> _DATA TO PROCESS_
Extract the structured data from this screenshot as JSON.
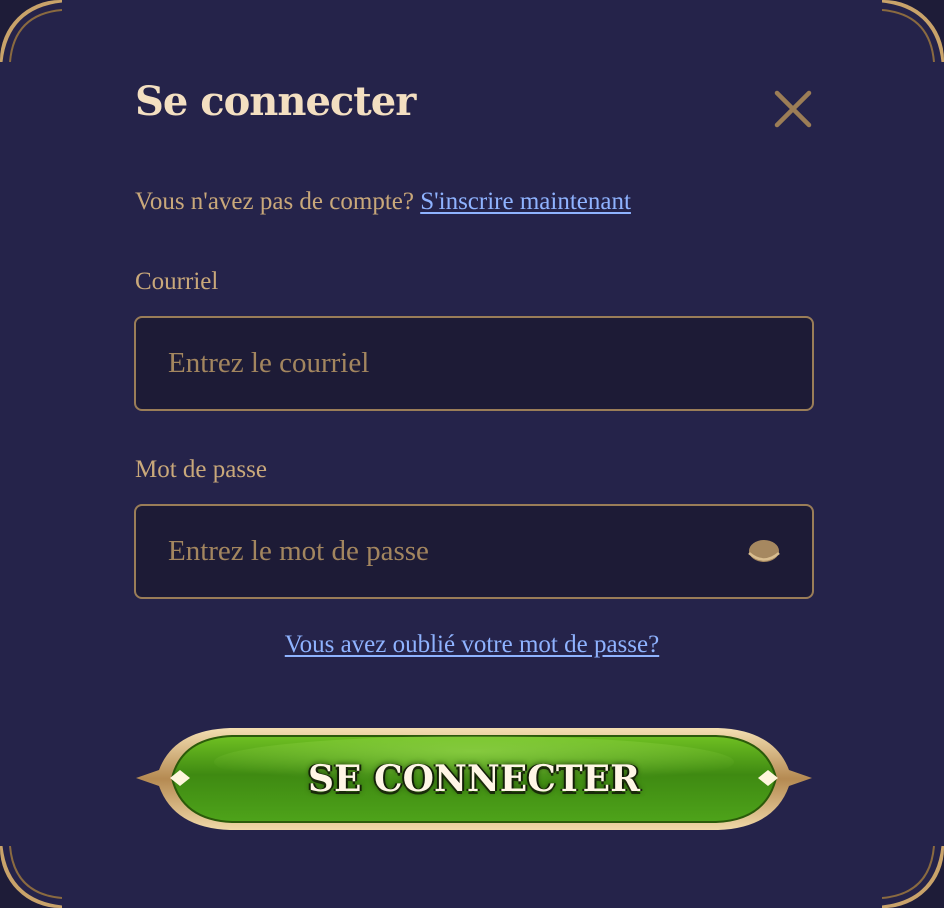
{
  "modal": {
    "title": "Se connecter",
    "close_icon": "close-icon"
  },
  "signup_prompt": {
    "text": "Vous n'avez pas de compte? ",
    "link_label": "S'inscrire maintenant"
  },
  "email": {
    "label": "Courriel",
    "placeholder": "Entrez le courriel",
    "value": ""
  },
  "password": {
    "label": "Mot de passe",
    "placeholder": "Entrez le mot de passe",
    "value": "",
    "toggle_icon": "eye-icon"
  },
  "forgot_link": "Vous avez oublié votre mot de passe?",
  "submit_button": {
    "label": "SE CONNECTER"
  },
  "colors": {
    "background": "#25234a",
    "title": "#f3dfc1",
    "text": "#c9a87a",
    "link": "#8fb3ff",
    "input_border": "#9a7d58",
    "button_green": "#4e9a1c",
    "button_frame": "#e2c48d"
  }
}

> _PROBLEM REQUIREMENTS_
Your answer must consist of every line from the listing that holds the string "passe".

> _RESPONSE AREA_
    "label": "Mot de passe",
    "placeholder": "Entrez le mot de passe",
  "forgot_link": "Vous avez oublié votre mot de passe?",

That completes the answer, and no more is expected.